  40. Nancy Chandross, “Wayans Weekend,” ABC News online, (July, 2000). []
  41. Rebecca Ascher-Walsh, “Fright’s Night,” EW Daily News (July, 2000).,2514,3290,00.html []
  42. George Alexander, “Fade to Black,” Black Enterprise, (December, 2000) p. 108. []
  43. Worldwide Box Office Grosses, Box Office Guru, (December, 2001). []
  44. Christy Lemire, “The Movie Fans’ Journal: Scary Movie 2,” 9Online Movies. []
  45. Ei: The Weekend Gross (July, 2001). []
  46. Worldwide Box Office Grosses, Box Office Guru, (December, 2001). []
  47. Alberlynne “Abby” Harris, “An Interview with Keenen Ivory Wayans: Working around the clock from the Director’s Chair,” (July, 2001). []
  48. Lorraine Morris, “Top Black Independent Films of 2000,” Upscale, (March, 2000) p. 36. []
  49. Tome Koegh, “A Partial Victory,” (2000). []
  50. “Rainforest’s Impact on Cinema,” & “Rainforest’s Impact on Hollywood,” Rainforest Web site. []
  51. “The Movie Times: Movies of 2000 By Release Date: Domestic Gross in Millions,” (December, 2001). []
  52. George Alexander, “Reaching the Silver Screen,” Black Enterprise, (December, 2001) p. 94. []
  53. ______, “Filmmaker Haile Gerima to Speak at Screening of his Latest Work,” Stanford Online Report, (February 23, 2000). []
  54. ______, “Haile Gerima, ” []
  55. John Hartl, “Fighting to Be Seen,” (1994). []
  56. Anne Crémieux, “Interview with Haile Gerima (Ethiopia/USA),” (March, 2001). []
  57. Emma E. Pullen, “Global Majority Is Black Films’ “Foreign Market”,”, (January 26, 2001). []

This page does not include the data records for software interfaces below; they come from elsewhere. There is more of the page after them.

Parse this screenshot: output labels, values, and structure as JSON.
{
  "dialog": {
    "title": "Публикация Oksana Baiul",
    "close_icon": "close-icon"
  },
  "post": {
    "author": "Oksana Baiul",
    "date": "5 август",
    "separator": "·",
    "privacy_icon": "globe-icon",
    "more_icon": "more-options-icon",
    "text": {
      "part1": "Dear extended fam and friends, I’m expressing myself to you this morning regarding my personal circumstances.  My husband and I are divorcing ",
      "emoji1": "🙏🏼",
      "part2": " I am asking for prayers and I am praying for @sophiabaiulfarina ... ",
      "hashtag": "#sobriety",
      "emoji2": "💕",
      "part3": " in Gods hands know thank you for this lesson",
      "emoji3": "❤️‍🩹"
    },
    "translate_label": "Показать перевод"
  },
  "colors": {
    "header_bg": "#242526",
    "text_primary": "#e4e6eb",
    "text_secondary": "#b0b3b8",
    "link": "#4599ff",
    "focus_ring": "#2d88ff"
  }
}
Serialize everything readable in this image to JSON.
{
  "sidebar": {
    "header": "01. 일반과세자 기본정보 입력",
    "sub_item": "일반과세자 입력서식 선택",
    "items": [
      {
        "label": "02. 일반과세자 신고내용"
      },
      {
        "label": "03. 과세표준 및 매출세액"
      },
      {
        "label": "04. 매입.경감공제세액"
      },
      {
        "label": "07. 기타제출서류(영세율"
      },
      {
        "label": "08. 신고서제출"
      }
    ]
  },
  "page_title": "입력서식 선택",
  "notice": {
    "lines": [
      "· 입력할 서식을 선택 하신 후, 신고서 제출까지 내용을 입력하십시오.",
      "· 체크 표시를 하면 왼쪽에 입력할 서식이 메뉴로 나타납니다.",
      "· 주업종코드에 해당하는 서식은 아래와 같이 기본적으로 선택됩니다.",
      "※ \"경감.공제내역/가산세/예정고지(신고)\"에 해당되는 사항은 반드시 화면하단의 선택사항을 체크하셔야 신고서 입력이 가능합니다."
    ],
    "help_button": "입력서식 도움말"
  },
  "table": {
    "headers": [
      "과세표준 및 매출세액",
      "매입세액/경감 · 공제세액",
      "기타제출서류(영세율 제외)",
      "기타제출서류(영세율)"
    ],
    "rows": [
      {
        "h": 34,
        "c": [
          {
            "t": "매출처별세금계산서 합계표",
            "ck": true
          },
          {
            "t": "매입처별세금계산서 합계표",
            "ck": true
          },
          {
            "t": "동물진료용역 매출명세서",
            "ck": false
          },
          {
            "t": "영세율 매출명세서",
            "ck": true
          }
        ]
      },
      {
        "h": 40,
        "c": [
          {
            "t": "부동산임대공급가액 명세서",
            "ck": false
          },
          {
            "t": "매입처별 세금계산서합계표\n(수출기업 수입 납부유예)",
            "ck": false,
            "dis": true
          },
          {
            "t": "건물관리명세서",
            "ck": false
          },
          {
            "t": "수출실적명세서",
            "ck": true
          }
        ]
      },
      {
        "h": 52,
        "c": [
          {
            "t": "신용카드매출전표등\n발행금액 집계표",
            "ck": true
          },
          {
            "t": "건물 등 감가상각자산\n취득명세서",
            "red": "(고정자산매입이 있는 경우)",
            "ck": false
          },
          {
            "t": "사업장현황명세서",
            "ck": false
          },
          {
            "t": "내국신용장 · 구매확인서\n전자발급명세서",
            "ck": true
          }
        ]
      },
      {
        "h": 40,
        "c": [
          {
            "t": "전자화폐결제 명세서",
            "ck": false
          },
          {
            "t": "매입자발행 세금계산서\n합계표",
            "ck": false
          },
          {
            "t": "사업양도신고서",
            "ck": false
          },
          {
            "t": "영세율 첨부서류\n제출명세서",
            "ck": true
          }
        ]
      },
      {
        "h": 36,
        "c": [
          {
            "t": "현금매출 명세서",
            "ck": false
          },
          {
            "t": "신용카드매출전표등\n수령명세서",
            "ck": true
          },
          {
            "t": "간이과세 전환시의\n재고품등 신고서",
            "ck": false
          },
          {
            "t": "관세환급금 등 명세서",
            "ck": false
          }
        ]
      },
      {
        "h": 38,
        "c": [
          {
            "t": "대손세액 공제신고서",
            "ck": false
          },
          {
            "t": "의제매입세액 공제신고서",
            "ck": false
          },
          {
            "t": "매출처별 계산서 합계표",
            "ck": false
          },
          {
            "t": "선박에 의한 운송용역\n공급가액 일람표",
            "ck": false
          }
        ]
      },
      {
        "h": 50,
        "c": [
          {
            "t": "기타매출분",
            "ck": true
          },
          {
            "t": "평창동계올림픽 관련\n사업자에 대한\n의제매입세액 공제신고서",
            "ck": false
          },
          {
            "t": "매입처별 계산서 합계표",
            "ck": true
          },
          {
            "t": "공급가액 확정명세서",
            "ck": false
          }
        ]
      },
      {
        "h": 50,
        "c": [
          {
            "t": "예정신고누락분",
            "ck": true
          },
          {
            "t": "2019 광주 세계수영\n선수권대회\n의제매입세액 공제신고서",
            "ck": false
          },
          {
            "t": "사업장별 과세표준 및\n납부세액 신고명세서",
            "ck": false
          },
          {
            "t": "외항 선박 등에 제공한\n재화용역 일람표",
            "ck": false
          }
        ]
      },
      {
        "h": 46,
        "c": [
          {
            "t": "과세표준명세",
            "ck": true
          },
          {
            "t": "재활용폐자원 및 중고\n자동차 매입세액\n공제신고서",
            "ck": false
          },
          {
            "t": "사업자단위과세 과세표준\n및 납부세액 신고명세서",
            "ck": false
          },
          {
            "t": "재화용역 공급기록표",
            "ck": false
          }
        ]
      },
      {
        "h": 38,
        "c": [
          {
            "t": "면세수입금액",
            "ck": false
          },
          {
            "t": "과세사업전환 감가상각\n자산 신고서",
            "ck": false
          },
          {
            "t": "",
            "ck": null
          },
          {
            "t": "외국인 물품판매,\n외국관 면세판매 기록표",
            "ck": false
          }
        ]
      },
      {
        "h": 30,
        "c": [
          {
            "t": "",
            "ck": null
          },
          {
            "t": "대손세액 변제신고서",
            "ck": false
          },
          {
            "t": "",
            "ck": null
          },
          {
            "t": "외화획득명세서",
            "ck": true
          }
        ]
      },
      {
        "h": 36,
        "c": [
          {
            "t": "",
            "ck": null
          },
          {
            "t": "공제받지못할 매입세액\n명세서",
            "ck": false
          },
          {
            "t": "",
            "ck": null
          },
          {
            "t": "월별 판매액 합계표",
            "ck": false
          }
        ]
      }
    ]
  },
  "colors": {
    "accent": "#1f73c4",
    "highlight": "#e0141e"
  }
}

  58. bell hooks, Reel to Real: Race, Sex, and Class at the Movies (New York: Routledge, 1996) p. 159. []
  59. Anne Crémieux, “Interview with Haile Gerima (Ethiopia/USA),” (March, 2001). []
  60. Wilson Morales, “Amour Infinity: Rappin’ with Actor/Director Jerry LaMothe,”, (May, 2001). []
  61. ______, “Film Feature: Jerry LaMothe,” []
  62. I interviewed LaMothe for a story that was to appear on six months ago, but I was laid off before the story got to run. My niece recently read for a role in his upcoming film. []
  63. Wilson Morales, “Amour Infinity: Rappin’ with Actor/Director Jerry LaMothe,”, (May, 2001). []
  64. Jim Hu, “Icebox Prepares to Unplug, Cut Staff,” Cnet News, (February 7, 2001). []
  65. Lynne d Johnson, “Waiting for DSL,”, (April 25, 2001). []
  66. George Alexander, “Reaching the Silver Screen,” Black Enterprise, (December, 2001) p. 98. []
  67. George Alexander, “Fade to Black,” Black Enterprise, (December, 2000) p. 115. []